obedience, though they of course cannot compel how Muslims think.
- Limited in time and place: It applied uniquely to Jews in Medina
in the seventh century.
to non-Muslims who live under and accept Muslim rule: Some
applies only to "Peoples of the Book" (Christians,
Jews and Zoroastrians); others say it applies to all infidels.
- Excludes some non-Muslims: Apostates, women, children, prisoners
of war, and others can indeed be compelled. (This is the standard
interpretation that has applied in most times and places).
- Limited to all non-Muslims: Muslims must abide by the tenets
of Islam and may not apostatize.
- Limited to Muslims: Muslims may shift from one interpretation
of their faith to another (such as from Sunni to Shia), but may
not leave Islam.
- Applied to all persons: Reaching the true faith must be achieved
through trial and testing, and compulsion undercuts this process.
Massive disagreement over a short phrase is typical, for believers
argue over the contents of all sacred books, not just the Koran.
The debate over the no-compulsion verse has several important
shows that Islam - like all religions - is whatever believers
it. The choices for Muslims range from Taliban-style
repression to Balkan-style liberality. There are few limits;
and there is no "right" or "wrong" interpretation.
Muslims have a nearly clean slate to resolve what "no compulsion" means
in the 21st century.
nonspecialists should be very cautious about asserting the
meaning of the
Koran, which is fluid and subjective. When
Alan Reynolds wrote that the no-compulsion verse means the Koran "counsels
religious tolerance," he intended well but in fact misled
Further, many other areas of Islam have parallels to this debate.
Muslims can decide afresh what jihad signifies, what rights women
have, what role government should play, what forms of interest
on money should be banned, plus much else. How they resolve these

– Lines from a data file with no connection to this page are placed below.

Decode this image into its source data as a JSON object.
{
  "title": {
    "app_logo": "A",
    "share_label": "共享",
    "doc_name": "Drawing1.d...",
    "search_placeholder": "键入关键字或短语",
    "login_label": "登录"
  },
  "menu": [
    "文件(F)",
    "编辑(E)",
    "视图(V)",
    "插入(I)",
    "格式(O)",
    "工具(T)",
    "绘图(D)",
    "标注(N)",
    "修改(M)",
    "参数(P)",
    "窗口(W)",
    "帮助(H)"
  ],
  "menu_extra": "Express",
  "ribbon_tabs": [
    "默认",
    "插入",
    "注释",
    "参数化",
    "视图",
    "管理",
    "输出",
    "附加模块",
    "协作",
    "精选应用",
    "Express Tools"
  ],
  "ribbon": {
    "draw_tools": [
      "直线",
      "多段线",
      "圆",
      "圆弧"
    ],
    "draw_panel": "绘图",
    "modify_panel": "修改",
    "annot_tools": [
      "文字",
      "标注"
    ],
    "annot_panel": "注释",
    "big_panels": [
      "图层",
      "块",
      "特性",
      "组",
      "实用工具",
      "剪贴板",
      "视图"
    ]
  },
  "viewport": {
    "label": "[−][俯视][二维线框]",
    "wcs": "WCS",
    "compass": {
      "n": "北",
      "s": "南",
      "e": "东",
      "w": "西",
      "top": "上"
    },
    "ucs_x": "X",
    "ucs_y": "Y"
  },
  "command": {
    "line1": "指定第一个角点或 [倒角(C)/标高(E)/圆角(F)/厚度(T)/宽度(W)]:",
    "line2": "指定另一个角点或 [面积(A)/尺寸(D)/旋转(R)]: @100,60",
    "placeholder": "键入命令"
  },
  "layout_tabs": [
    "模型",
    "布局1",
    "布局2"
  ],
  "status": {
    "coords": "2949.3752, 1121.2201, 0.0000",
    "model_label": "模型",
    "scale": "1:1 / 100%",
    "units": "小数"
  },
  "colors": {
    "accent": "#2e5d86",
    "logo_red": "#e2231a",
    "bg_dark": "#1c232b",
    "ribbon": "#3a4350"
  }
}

great issues affects the whole world. Finally, although Muslims
alone will make these decisions, Westerners can influence their
direction. Repressive elements (such as the Saudi regime) can
be set back by a reduced dependence on oil. More liberal Muslims
(such as the Ataturkists) can be marginalized by letting an Islamist-led
Turkey enter the European Union.
do also has potentially a great impact on whether "no
compulsion in religion" translates into religious tolerance
or permits (as in the case of Salman Rushdie) a license to kill. CRO
This piece first appeared at the NewYork Sun
2004 Daniel Pipes